• AIM OF THE TASK:
Without the images, print all the entries below exactly as given.

Records excerpted from a collection
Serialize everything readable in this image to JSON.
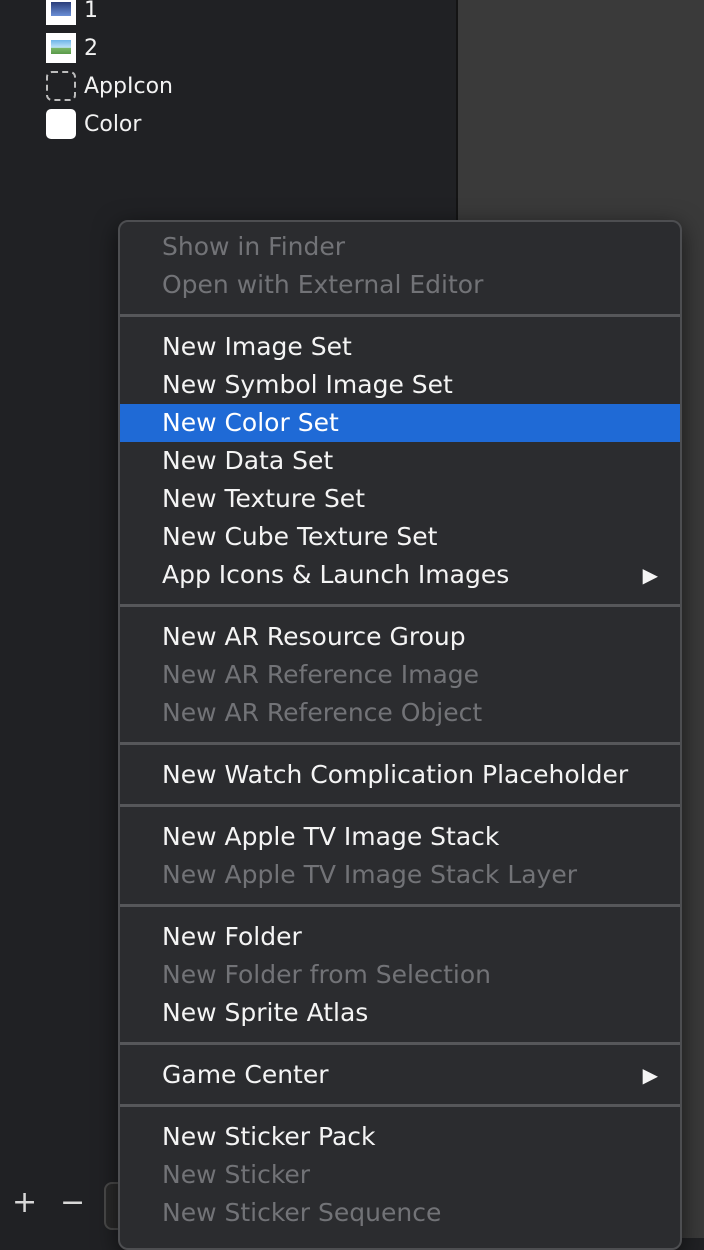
{
  "navigator": {
    "assets": [
      {
        "label": "1",
        "icon": "image-thumbnail-icon"
      },
      {
        "label": "2",
        "icon": "image-thumbnail-icon"
      },
      {
        "label": "AppIcon",
        "icon": "appicon-placeholder-icon"
      },
      {
        "label": "Color",
        "icon": "color-swatch-icon"
      }
    ]
  },
  "toolbar": {
    "add_label": "+",
    "remove_label": "−"
  },
  "menu": {
    "show_in_finder": "Show in Finder",
    "open_external": "Open with External Editor",
    "new_image_set": "New Image Set",
    "new_symbol_image_set": "New Symbol Image Set",
    "new_color_set": "New Color Set",
    "new_data_set": "New Data Set",
    "new_texture_set": "New Texture Set",
    "new_cube_texture_set": "New Cube Texture Set",
    "app_icons_launch": "App Icons & Launch Images",
    "new_ar_resource_group": "New AR Resource Group",
    "new_ar_reference_image": "New AR Reference Image",
    "new_ar_reference_object": "New AR Reference Object",
    "new_watch_complication": "New Watch Complication Placeholder",
    "new_apple_tv_image_stack": "New Apple TV Image Stack",
    "new_apple_tv_image_stack_layer": "New Apple TV Image Stack Layer",
    "new_folder": "New Folder",
    "new_folder_from_selection": "New Folder from Selection",
    "new_sprite_atlas": "New Sprite Atlas",
    "game_center": "Game Center",
    "new_sticker_pack": "New Sticker Pack",
    "new_sticker": "New Sticker",
    "new_sticker_sequence": "New Sticker Sequence",
    "submenu_arrow": "▶"
  },
  "colors": {
    "selection": "#1f6ad6",
    "menu_background": "#2b2c2f",
    "disabled_text": "#727377"
  }
}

• RESPONSE TO THIS EXERCISE:
Serialize everything readable in this image to JSON.
{
  "navigator": {
    "assets": [
      {
        "label": "1",
        "icon": "image-thumbnail-icon"
      },
      {
        "label": "2",
        "icon": "image-thumbnail-icon"
      },
      {
        "label": "AppIcon",
        "icon": "appicon-placeholder-icon"
      },
      {
        "label": "Color",
        "icon": "color-swatch-icon"
      }
    ]
  },
  "toolbar": {
    "add_label": "+",
    "remove_label": "−"
  },
  "menu": {
    "show_in_finder": "Show in Finder",
    "open_external": "Open with External Editor",
    "new_image_set": "New Image Set",
    "new_symbol_image_set": "New Symbol Image Set",
    "new_color_set": "New Color Set",
    "new_data_set": "New Data Set",
    "new_texture_set": "New Texture Set",
    "new_cube_texture_set": "New Cube Texture Set",
    "app_icons_launch": "App Icons & Launch Images",
    "new_ar_resource_group": "New AR Resource Group",
    "new_ar_reference_image": "New AR Reference Image",
    "new_ar_reference_object": "New AR Reference Object",
    "new_watch_complication": "New Watch Complication Placeholder",
    "new_apple_tv_image_stack": "New Apple TV Image Stack",
    "new_apple_tv_image_stack_layer": "New Apple TV Image Stack Layer",
    "new_folder": "New Folder",
    "new_folder_from_selection": "New Folder from Selection",
    "new_sprite_atlas": "New Sprite Atlas",
    "game_center": "Game Center",
    "new_sticker_pack": "New Sticker Pack",
    "new_sticker": "New Sticker",
    "new_sticker_sequence": "New Sticker Sequence",
    "submenu_arrow": "▶"
  },
  "colors": {
    "selection": "#1f6ad6",
    "menu_background": "#2b2c2f",
    "disabled_text": "#727377"
  }
}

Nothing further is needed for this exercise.